A company was formed by John England - Atlantic Charter Broadcasting Corporation -  and although at that stage no ship had been acquired it was announced that the project's vessel (when a suitable one was found) would be called Four Freedoms, after a keynote speech by US President, Franklin D Roosevelt in 1941 which contained references to Freedom of Speech, Freedom of Religion, Freedom from Want and Freedom from Fear.

Nothing more happened with this ambitious project and by early 1985 its failure was blamed on the fact that the religious station's backers had withdrawn their support. However ,on 13th August 1984 WRLI did begin broadcasting a 15 minute programme, aired five days a week, over the transmitters of station XERF, based just across the Texas border in Del Rio, Mexico.

Stereo 531/Stereo Hits 576

On 5th January 1986 the Mail on Sunday newspaper carried a report suggesting that a new offshore station - which had been widely rumoured since early 1985 - was to be launched off the British coast. The station, to be known as Stereo 531, was said to have been a Dutch backed venture and planned to introduce medium wave stereo radio to Britain. Former Radio Caroline DJ and Laser technician Paul Rusling was reportedly involved in the project, which also claimed to have secured American advertising contracts.

The Mail on Sunday report also indicated that the new station would be based on a 450,000 ton former oil tanker, Burmah Endeavour, which was then laid up in Southampton, although this was strongly denied by the  Burmah Oil Company.

Read more>>

Sealand

Although Roy Bates had relocated all the BBMS (Radio Essex) equipment from Knock John Fort to Roughs Tower (Sealand) in December 1966 it was never used to establish another radio station from the new ‘Principality’.

However there were rumours of broadcasting projects being planned from Sealand and one almost happened in 1988. It was planned to use Sealand (Roughs Tower) as a base to relay Astra satellite transmissions of Chris Carey’s (Spangles Muloon) stations Radio Nova and Radio Radio, as well as Dutch cable services Cable One and Radio 10 Gold.  The Sealand base was to use transmitters retrieved from the former offshore station, Radio Paradijs and re-broadcast the programmes on medium wave in English and Dutch and on FM in English. There were also plans for a TV service called Star Channel, relaying the broadcasts of MTV.

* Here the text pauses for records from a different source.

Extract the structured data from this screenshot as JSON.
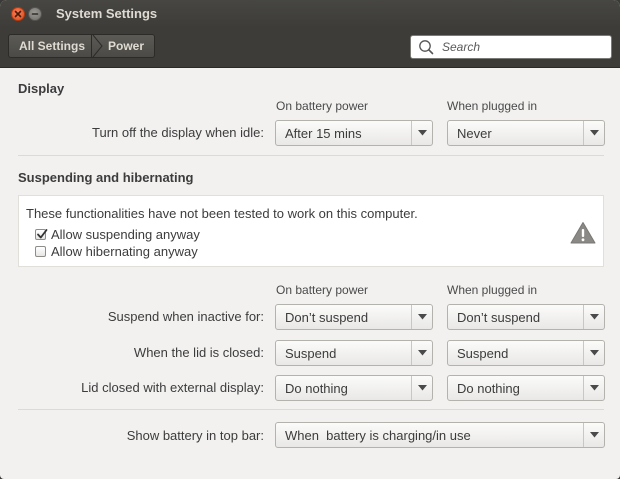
{
  "window": {
    "title": "System Settings"
  },
  "breadcrumb": {
    "items": [
      "All Settings",
      "Power"
    ]
  },
  "search": {
    "placeholder": "Search"
  },
  "display": {
    "title": "Display",
    "col_battery": "On battery power",
    "col_plugged": "When plugged in",
    "row": {
      "label": "Turn off the display when idle:",
      "battery": "After 15 mins",
      "plugged": "Never"
    }
  },
  "suspend": {
    "title": "Suspending and hibernating",
    "notice": "These functionalities have not been tested to work on this computer.",
    "allow_suspend": {
      "label": "Allow suspending anyway",
      "checked": true
    },
    "allow_hibernate": {
      "label": "Allow hibernating anyway",
      "checked": false
    },
    "col_battery": "On battery power",
    "col_plugged": "When plugged in",
    "rows": [
      {
        "label": "Suspend when inactive for:",
        "battery": "Don’t suspend",
        "plugged": "Don’t suspend"
      },
      {
        "label": "When the lid is closed:",
        "battery": "Suspend",
        "plugged": "Suspend"
      },
      {
        "label": "Lid closed with external display:",
        "battery": "Do nothing",
        "plugged": "Do nothing"
      }
    ]
  },
  "battery_bar": {
    "label": "Show battery in top bar:",
    "value": "When  battery is charging/in use"
  },
  "colors": {
    "accent_close": "#df4a16",
    "titlebar": "#3d3c38",
    "background": "#f2f1f0"
  },
  "icons": {
    "close": "close-icon",
    "minimize": "minimize-icon",
    "search": "search-icon",
    "warning": "warning-icon",
    "dropdown": "chevron-down-icon"
  }
}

However, the plans never came to fruition and broadcasts were never made from Sealand.

Gold AM/Referendum Radio

A company, Worldwide Broadcast Consultants, which included Paul Rusling (who had been involved in a number of offshore radio projects including the initial fitting out of the Laser vessel Communicator) was contracted to install radio equipment on a ship owned by a US born Bahamian resident.

The project (known as the ‘Barcardi Project’ or ‘Project Moon’ ) involved fitting out the ship, Kowloon/Shanghai Moon, in Florida and later Grand Bahama. A 100,000 watt medium wave transmitter together with  two operational studios and a newsroom were installed on the ship during 1987/88. However, although a crew, radio engineers  and team of DJs were retained on full pay for over six months the project never came to fruition after the wealthy owner was advised by British lawyers not to use an offshore radio station (Gold AM – named after Barcardi Gold) to advertise his drinks products.

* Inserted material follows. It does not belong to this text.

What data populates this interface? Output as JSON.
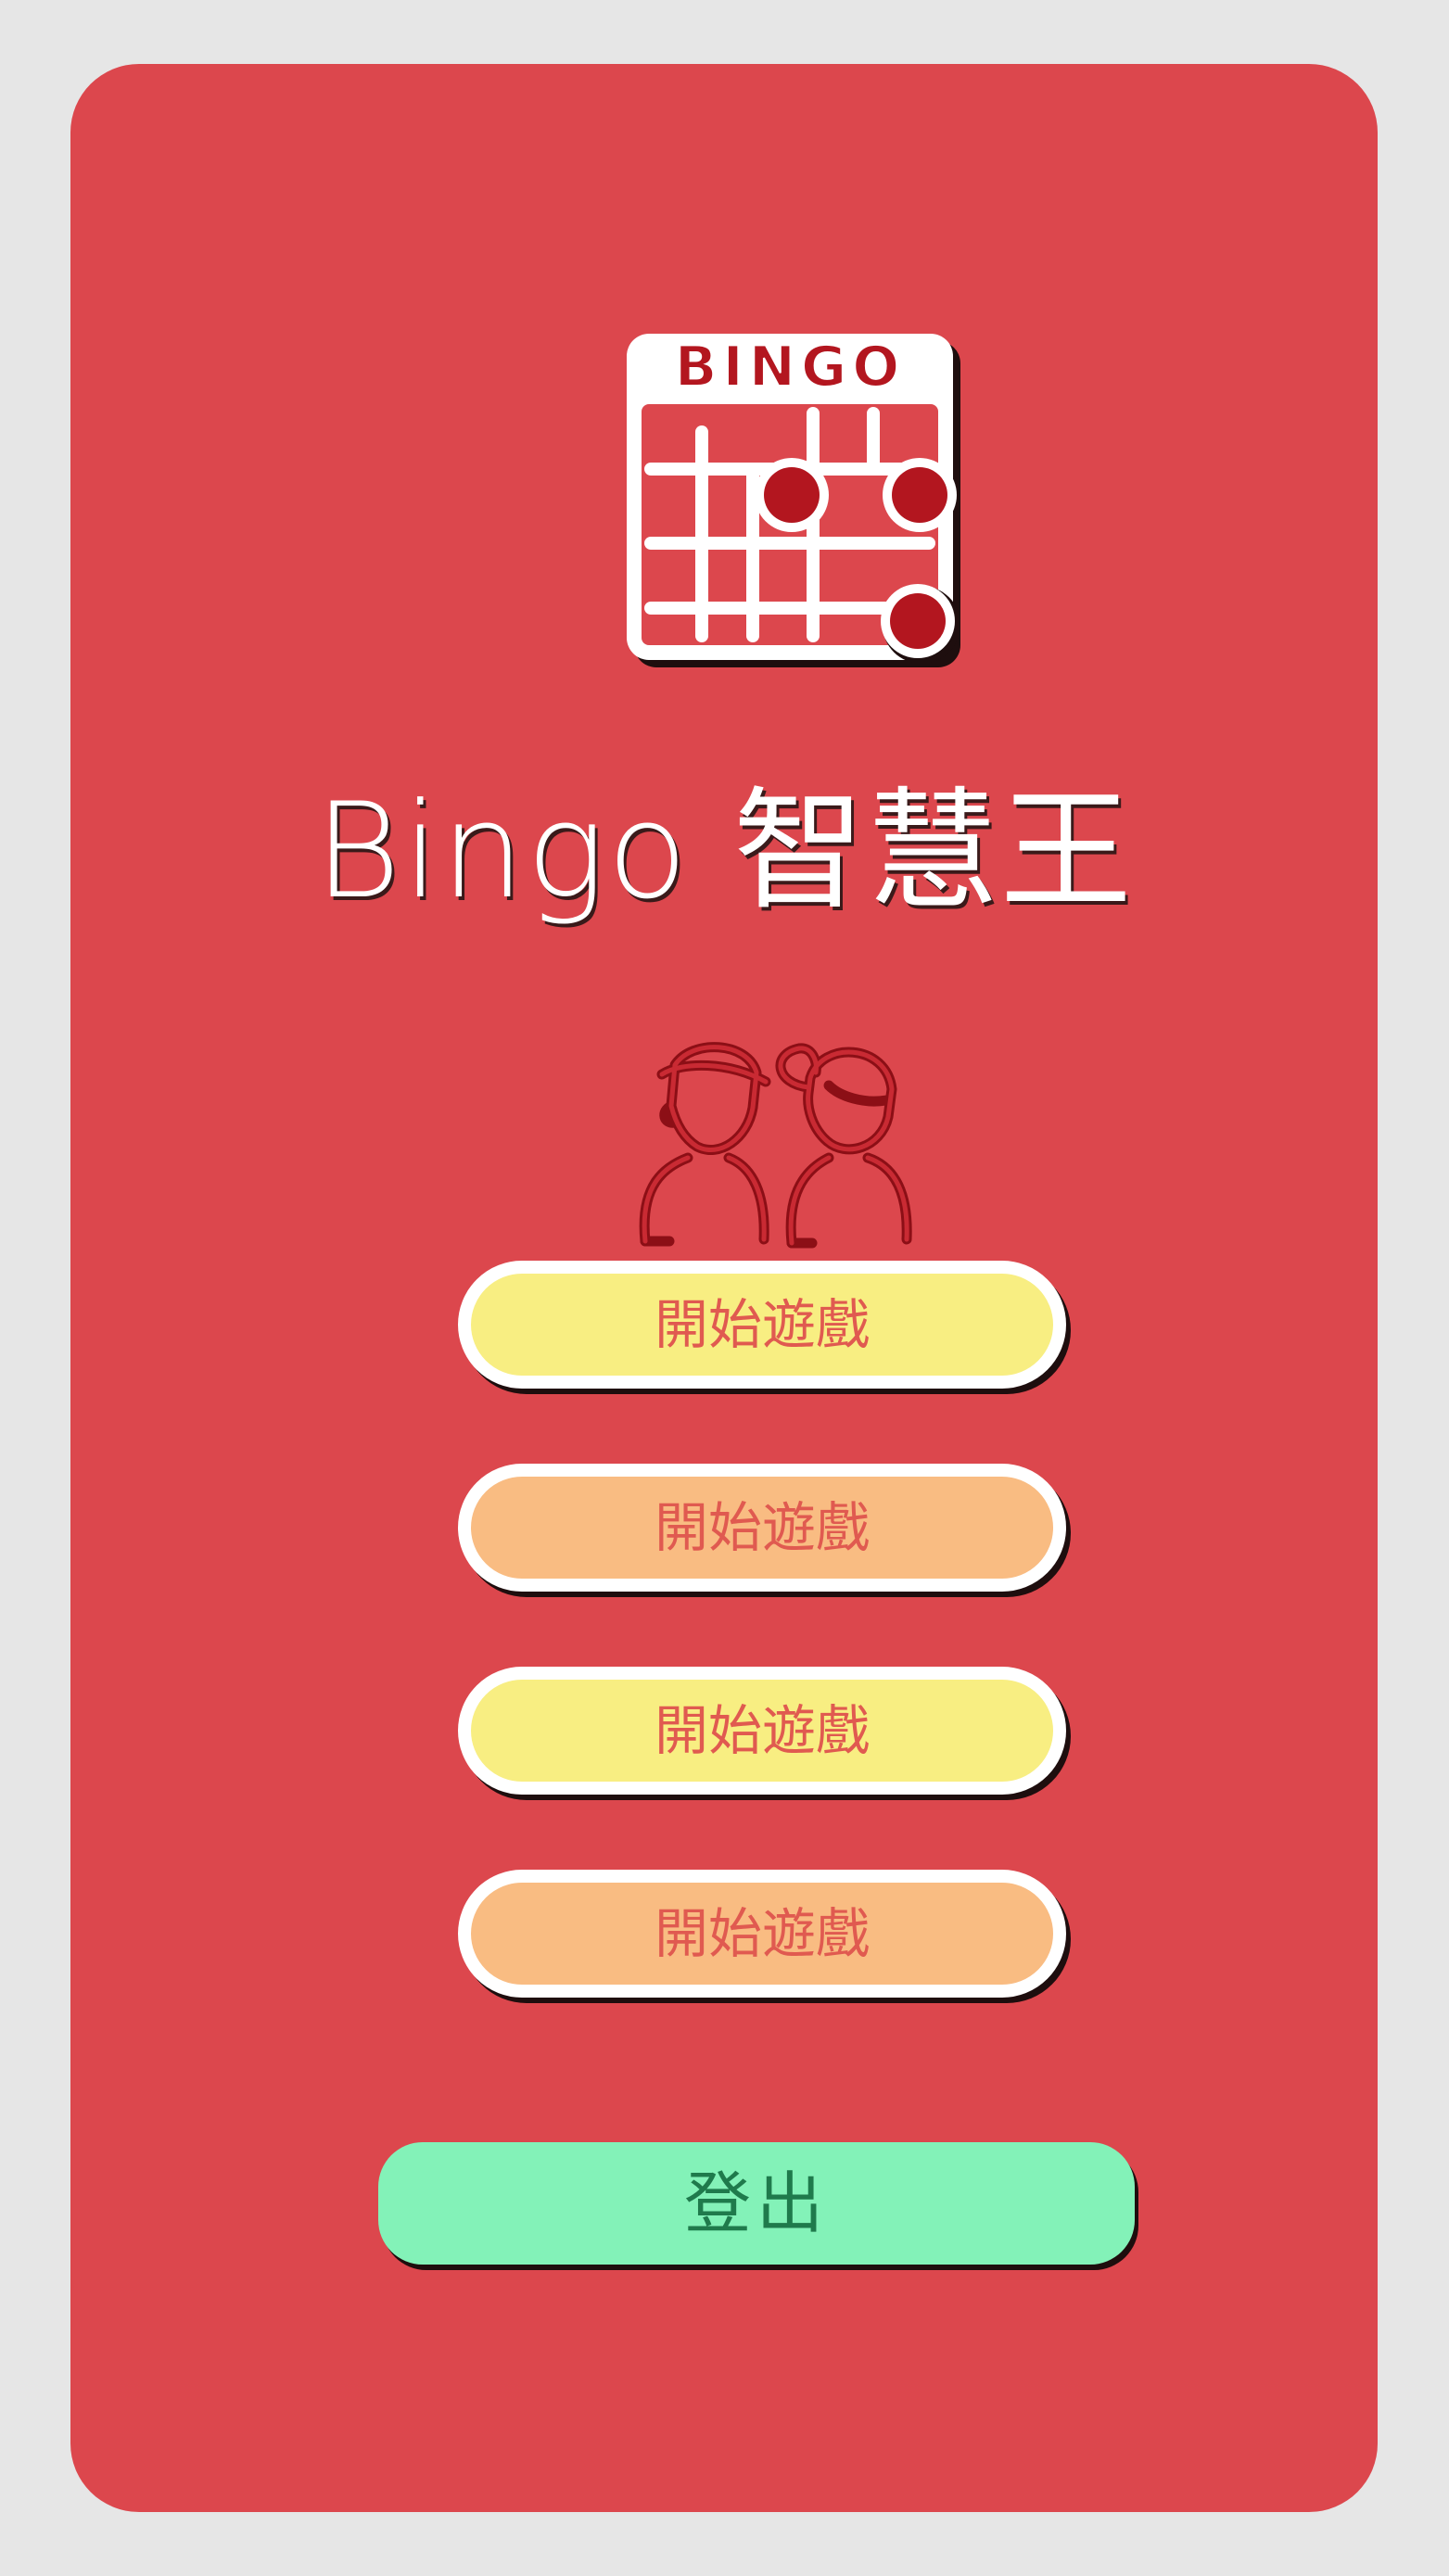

The ship was mothballed but in 1996 it was discovered that it had been sold to British multi-millionaire James Goldsmith, who planned to use it to launch Referendum Radio, broadcasting political propaganda to Britain in support of his Referendum Party (which was campaigning for a referendum to be held on the question of Britain joining the European Monetary Union).

The ship was moved to Halifax, Nova Scotia, where more technical work was undertaken to update the radio facilities. However, the ship was prevented from sailing to Britain in time for the 1996 General Election and plans for Referendum Radio were abandoned.

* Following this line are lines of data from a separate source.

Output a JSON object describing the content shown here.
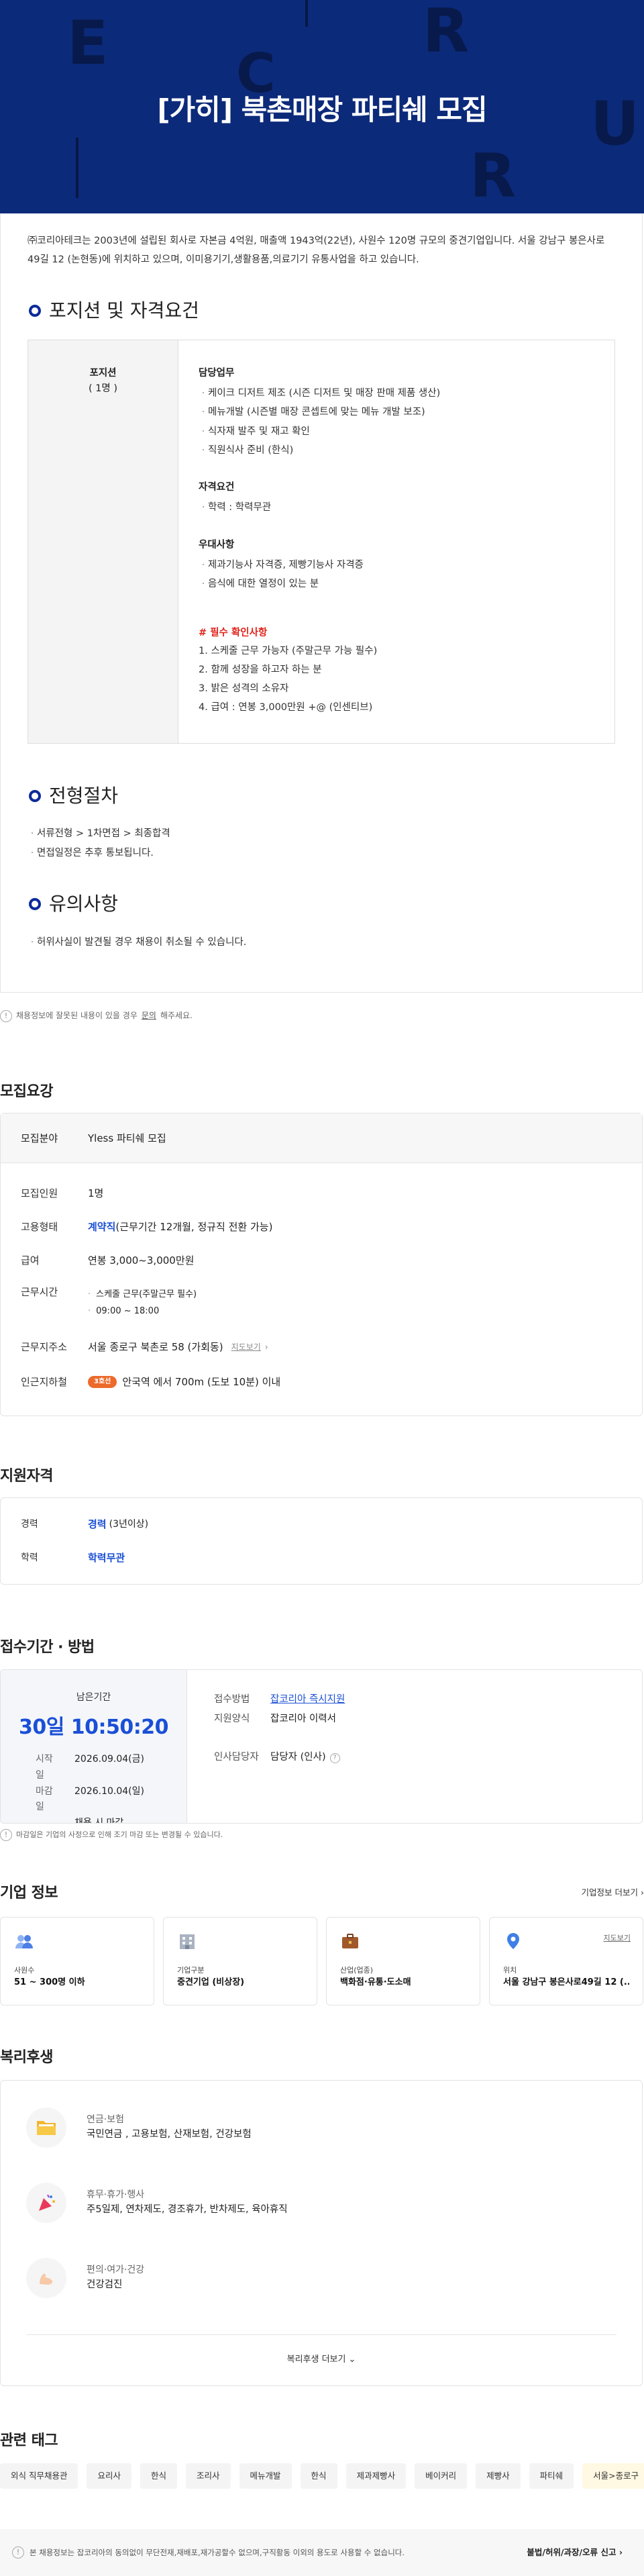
{
  "hero": {
    "title": "[가히] 북촌매장 파티쉐 모집"
  },
  "intro": "㈜코리아테크는 2003년에 설립된 회사로 자본금 4억원, 매출액 1943억(22년), 사원수 120명 규모의 중견기업입니다. 서울 강남구 봉은사로49길 12 (논현동)에 위치하고 있으며, 이미용기기,생활용품,의료기기 유통사업을 하고 있습니다.",
  "position": {
    "title": "포지션 및 자격요건",
    "name": "포지션",
    "count": "( 1명 )",
    "duties_title": "담당업무",
    "duties": [
      "케이크 디저트 제조 (시즌 디저트 및 매장 판매 제품 생산)",
      "메뉴개발 (시즌별 매장 콘셉트에 맞는 메뉴 개발 보조)",
      "식자재 발주 및 재고 확인",
      "직원식사 준비 (한식)"
    ],
    "req_title": "자격요건",
    "reqs": [
      "학력 : 학력무관"
    ],
    "pref_title": "우대사항",
    "prefs": [
      "제과기능사 자격증, 제빵기능사 자격증",
      "음식에 대한 열정이 있는 분"
    ],
    "must_title": "# 필수 확인사항",
    "musts": [
      "1. 스케줄 근무 가능자 (주말근무 가능 필수)",
      "2. 함께 성장을 하고자 하는 분",
      "3. 밝은 성격의 소유자",
      "4. 급여 : 연봉 3,000만원 +@ (인센티브)"
    ]
  },
  "process": {
    "title": "전형절차",
    "items": [
      "서류전형 > 1차면접 > 최종합격",
      "면접일정은 추후 통보됩니다."
    ]
  },
  "caution": {
    "title": "유의사항",
    "items": [
      "허위사실이 발견될 경우 채용이 취소될 수 있습니다."
    ]
  },
  "report_notice": {
    "pre": "채용정보에 잘못된 내용이 있을 경우 ",
    "link": "문의",
    "post": "해주세요."
  },
  "recruit": {
    "title": "모집요강",
    "field_label": "모집분야",
    "field_value": "Yless 파티쉐 모집",
    "count_label": "모집인원",
    "count_value": "1명",
    "type_label": "고용형태",
    "type_value": "계약직",
    "type_extra": "(근무기간 12개월, 정규직 전환 가능)",
    "salary_label": "급여",
    "salary_value": "연봉 3,000~3,000만원",
    "time_label": "근무시간",
    "time_items": [
      "스케줄 근무(주말근무 필수)",
      "09:00 ~ 18:00"
    ],
    "addr_label": "근무지주소",
    "addr_value": "서울 종로구 북촌로 58 (가회동)",
    "map_link": "지도보기",
    "station_label": "인근지하철",
    "station_line": "3호선",
    "station_value": "안국역 에서 700m (도보 10분) 이내"
  },
  "qualify": {
    "title": "지원자격",
    "career_label": "경력",
    "career_value": "경력",
    "career_extra": "(3년이상)",
    "edu_label": "학력",
    "edu_value": "학력무관"
  },
  "period": {
    "title": "접수기간 · 방법",
    "remain_label": "남은기간",
    "remain_value": "30일 10:50:20",
    "start_label": "시작일",
    "start_value": "2026.09.04(금)",
    "end_label": "마감일",
    "end_value": "2026.10.04(일)",
    "end_extra": "채용 시 마감",
    "method_label": "접수방법",
    "method_value": "잡코리아 즉시지원",
    "form_label": "지원양식",
    "form_value": "잡코리아 이력서",
    "hr_label": "인사담당자",
    "hr_value": "담당자 (인사)",
    "notice": "마감일은 기업의 사정으로 인해 조기 마감 또는 변경될 수 있습니다."
  },
  "company": {
    "title": "기업 정보",
    "more": "기업정보 더보기",
    "cards": [
      {
        "label": "사원수",
        "value": "51 ~ 300명 이하",
        "icon": "people-icon"
      },
      {
        "label": "기업구분",
        "value": "중견기업 (비상장)",
        "icon": "building-icon"
      },
      {
        "label": "산업(업종)",
        "value": "백화점·유통·도소매",
        "icon": "briefcase-icon"
      },
      {
        "label": "위치",
        "value": "서울 강남구 봉은사로49길 12 (...",
        "icon": "location-icon",
        "map": "지도보기"
      }
    ]
  },
  "welfare": {
    "title": "복리후생",
    "items": [
      {
        "label": "연금·보험",
        "value": "국민연금 , 고용보험, 산재보험, 건강보험",
        "icon": "folder-icon"
      },
      {
        "label": "휴무·휴가·행사",
        "value": "주5일제, 연차제도, 경조휴가, 반차제도, 육아휴직",
        "icon": "party-icon"
      },
      {
        "label": "편의·여가·건강",
        "value": "건강검진",
        "icon": "muscle-icon"
      }
    ],
    "more": "복리후생 더보기"
  },
  "tags": {
    "title": "관련 태그",
    "items": [
      "외식 직무채용관",
      "요리사",
      "한식",
      "조리사",
      "메뉴개발",
      "한식",
      "제과제빵사",
      "베이커리",
      "제빵사",
      "파티쉐",
      "서울>종로구"
    ]
  },
  "footer": {
    "notice": "본 채용정보는 잡코리아의 동의없이 무단전재,재배포,재가공할수 없으며,구직활동 이외의 용도로 사용할 수 없습니다.",
    "report": "불법/허위/과장/오류 신고"
  },
  "colors": {
    "hero": "#0c2a7a",
    "accent": "#1a4fd6",
    "red": "#e2231a",
    "subway": "#ec6a2b"
  }
}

Radio North Sea International (RNI) Radio Caroline 1970's Radio Atlantis Radio Seagull Radio Mi Amigo Radio Caroline 1980s Laser 558 Laser Hot Hits Radio Monique Radio 819 Radio 558